It's tough to be a parent.
During normal times it's tough to be a parent, but in the midst of a worldwide health pandemic and a time of racial tension, the job just got ten times harder. Our children are asking a lot of questions we don't really know how to answer. We want to calm their fears and be honest about what is happening in the world around them, but finding the best way to do all that feels damn near impossible.
Personally, I am torn between being honest with my children, and the strong urge to protect them from all of it. Here's the thing though, turning a blind eye, especially to the subject of racism, will likely hurt our children in the long run. Eventually they will see videos on social media. They will read things. They will hear things, and those "things" should probably come from their parents first.
“Just being open and honest about how people are frustrated, and they’re angry, and they’re upset, and they’re hurting. And so one way to do that is to protest. When you want something to be changed, you can protest.
You should be honest with your kids about how it’s making you feel. I think that’s a great starting point, is that I’m a parent–but I’m also a human and I also feel what’s happening in the world.
As a parent with young children, the wisdom I am taking from that advice is, we might not have to dive into all the ins and outs of racism with our kids, because they likely won't understand it, but being honest about what's happening is what's most important.
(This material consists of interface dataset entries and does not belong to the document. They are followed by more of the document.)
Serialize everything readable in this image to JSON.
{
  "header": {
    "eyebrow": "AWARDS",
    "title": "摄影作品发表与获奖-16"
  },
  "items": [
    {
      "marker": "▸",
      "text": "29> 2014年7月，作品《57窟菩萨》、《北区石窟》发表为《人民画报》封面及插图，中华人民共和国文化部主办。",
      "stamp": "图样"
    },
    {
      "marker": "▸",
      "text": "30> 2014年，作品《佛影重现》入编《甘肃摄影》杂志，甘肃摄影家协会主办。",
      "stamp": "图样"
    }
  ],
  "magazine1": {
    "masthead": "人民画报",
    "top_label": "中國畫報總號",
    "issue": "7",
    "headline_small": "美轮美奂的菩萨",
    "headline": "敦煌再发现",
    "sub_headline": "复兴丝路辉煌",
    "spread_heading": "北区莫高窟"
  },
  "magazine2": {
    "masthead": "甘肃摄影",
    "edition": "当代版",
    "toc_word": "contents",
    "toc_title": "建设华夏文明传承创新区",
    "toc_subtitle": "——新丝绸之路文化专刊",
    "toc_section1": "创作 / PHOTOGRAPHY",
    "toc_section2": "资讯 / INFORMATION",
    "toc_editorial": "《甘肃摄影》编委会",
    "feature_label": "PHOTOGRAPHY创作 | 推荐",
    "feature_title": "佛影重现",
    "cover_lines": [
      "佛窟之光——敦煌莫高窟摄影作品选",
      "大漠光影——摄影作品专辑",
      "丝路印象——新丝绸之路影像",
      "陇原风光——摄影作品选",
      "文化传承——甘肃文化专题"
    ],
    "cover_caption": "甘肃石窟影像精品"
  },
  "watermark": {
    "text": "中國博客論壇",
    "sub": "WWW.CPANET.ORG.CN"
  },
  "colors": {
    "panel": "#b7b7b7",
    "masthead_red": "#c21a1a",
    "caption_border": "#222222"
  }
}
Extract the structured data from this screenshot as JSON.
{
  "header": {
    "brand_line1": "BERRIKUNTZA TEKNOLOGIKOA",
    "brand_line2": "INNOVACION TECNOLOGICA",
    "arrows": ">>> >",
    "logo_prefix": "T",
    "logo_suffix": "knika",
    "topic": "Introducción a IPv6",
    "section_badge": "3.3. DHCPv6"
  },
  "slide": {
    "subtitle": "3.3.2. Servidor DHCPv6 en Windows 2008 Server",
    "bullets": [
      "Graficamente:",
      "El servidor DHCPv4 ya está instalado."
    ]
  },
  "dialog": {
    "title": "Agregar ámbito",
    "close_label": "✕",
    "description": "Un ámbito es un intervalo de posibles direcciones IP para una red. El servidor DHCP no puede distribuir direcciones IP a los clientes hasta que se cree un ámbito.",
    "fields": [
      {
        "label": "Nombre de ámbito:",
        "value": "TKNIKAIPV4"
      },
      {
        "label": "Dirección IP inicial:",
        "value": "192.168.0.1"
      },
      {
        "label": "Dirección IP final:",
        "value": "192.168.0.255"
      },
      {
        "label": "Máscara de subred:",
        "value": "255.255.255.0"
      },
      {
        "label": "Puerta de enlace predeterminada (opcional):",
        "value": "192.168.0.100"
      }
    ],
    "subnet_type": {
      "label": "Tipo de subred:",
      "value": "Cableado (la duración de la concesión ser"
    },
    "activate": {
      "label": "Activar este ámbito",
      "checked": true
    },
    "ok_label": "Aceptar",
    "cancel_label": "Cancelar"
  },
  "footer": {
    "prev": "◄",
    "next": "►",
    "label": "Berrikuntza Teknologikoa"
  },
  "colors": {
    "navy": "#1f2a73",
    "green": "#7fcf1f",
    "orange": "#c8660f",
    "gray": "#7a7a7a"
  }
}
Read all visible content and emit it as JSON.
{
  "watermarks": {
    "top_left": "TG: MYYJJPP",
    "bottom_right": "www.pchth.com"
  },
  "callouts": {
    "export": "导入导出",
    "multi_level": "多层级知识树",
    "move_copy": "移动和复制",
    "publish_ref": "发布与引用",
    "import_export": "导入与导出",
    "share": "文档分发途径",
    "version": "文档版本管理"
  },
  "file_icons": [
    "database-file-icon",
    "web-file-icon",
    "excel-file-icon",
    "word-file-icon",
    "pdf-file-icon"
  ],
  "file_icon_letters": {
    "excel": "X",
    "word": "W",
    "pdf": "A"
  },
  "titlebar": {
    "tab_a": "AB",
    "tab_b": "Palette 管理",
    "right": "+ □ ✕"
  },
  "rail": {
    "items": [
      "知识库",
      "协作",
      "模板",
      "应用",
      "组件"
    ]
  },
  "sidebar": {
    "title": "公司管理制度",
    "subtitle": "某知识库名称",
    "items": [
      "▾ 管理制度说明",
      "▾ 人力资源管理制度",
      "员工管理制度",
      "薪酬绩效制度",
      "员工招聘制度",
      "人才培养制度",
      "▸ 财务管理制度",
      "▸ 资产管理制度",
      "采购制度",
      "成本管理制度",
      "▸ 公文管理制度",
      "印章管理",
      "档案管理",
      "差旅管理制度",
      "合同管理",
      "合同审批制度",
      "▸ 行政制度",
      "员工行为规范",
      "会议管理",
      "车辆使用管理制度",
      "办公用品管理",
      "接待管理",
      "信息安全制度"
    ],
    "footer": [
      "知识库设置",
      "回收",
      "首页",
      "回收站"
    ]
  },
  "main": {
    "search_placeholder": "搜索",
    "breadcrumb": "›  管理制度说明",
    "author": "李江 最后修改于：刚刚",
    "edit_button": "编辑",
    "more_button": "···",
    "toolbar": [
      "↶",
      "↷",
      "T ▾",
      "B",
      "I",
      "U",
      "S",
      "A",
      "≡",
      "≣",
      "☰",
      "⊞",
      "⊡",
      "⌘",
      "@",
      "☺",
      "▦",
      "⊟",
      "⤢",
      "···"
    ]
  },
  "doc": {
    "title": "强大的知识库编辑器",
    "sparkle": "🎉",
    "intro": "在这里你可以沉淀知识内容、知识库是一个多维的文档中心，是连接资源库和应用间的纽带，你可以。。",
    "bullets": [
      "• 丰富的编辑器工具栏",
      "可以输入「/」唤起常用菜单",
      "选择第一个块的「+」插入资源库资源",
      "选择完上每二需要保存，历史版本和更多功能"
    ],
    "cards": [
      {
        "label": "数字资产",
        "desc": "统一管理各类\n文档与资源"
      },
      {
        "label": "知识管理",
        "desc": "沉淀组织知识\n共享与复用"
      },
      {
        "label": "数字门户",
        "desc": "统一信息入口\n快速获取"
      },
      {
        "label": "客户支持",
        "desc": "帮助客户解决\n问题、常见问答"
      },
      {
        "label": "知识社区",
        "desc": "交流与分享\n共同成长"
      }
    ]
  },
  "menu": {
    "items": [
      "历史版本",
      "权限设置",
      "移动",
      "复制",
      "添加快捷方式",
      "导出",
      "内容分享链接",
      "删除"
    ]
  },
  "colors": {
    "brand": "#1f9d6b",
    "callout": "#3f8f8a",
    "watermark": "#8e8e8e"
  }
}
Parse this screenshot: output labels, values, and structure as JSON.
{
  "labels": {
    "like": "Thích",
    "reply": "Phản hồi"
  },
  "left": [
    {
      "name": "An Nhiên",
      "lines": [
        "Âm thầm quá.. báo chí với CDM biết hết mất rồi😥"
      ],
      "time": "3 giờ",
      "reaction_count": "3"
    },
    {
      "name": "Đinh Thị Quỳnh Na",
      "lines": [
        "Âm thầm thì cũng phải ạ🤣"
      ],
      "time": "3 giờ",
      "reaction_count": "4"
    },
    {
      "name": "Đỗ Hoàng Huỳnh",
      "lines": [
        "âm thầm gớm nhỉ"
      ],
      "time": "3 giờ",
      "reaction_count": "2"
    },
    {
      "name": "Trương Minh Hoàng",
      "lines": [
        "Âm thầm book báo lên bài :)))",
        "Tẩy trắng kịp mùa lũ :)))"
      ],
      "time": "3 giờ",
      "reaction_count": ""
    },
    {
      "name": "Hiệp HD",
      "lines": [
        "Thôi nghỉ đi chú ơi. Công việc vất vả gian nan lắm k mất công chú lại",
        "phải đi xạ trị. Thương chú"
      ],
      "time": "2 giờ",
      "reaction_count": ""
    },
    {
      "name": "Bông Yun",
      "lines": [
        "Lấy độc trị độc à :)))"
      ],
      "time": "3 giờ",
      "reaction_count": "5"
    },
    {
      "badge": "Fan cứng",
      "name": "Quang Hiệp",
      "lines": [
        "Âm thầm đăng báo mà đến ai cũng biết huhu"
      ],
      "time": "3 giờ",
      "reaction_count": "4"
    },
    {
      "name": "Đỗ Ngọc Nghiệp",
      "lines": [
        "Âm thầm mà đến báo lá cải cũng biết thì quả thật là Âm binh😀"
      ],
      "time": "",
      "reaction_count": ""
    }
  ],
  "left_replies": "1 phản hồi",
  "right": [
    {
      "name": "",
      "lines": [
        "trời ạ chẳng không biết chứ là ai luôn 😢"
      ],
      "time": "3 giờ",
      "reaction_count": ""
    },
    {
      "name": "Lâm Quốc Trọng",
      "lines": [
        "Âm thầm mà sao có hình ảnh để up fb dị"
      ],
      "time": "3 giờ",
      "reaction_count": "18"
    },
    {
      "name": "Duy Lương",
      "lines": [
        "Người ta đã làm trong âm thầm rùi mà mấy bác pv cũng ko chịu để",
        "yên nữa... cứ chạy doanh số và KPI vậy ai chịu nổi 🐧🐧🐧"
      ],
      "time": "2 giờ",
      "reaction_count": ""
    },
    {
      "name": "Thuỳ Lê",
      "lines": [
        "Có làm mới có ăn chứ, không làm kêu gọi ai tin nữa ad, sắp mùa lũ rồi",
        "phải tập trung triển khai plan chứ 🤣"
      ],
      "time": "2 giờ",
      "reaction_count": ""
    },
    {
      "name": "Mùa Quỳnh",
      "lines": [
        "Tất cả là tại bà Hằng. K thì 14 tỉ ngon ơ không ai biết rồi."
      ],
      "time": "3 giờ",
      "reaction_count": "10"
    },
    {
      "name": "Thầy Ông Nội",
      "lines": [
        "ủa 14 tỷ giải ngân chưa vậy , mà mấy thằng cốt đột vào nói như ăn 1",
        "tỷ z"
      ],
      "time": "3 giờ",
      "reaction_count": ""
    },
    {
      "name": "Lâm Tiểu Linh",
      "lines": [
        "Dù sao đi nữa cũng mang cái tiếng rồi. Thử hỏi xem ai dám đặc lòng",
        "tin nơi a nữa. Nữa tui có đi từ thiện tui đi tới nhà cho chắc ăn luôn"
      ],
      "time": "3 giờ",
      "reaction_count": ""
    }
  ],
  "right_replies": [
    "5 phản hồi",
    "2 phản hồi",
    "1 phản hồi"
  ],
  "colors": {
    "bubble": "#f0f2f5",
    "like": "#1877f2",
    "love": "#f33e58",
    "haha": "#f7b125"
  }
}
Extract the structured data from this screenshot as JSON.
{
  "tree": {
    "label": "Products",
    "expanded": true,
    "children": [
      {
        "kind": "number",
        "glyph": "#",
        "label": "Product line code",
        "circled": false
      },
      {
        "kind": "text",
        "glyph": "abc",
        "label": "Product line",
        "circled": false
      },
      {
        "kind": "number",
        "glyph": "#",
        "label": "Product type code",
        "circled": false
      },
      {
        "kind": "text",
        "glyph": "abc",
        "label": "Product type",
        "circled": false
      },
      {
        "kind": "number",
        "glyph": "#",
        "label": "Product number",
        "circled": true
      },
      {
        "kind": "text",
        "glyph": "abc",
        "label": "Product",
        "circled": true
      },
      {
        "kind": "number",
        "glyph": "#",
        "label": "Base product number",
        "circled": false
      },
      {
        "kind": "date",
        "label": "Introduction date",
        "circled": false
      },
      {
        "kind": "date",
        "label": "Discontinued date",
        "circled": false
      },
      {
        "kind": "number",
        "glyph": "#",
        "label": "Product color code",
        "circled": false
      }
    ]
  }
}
We need to teach our children to not see race, color, gender, religion or physical differences. Kids aren't born seeing differences, they learn them from adults. Keep that in mind at all times. We can do better.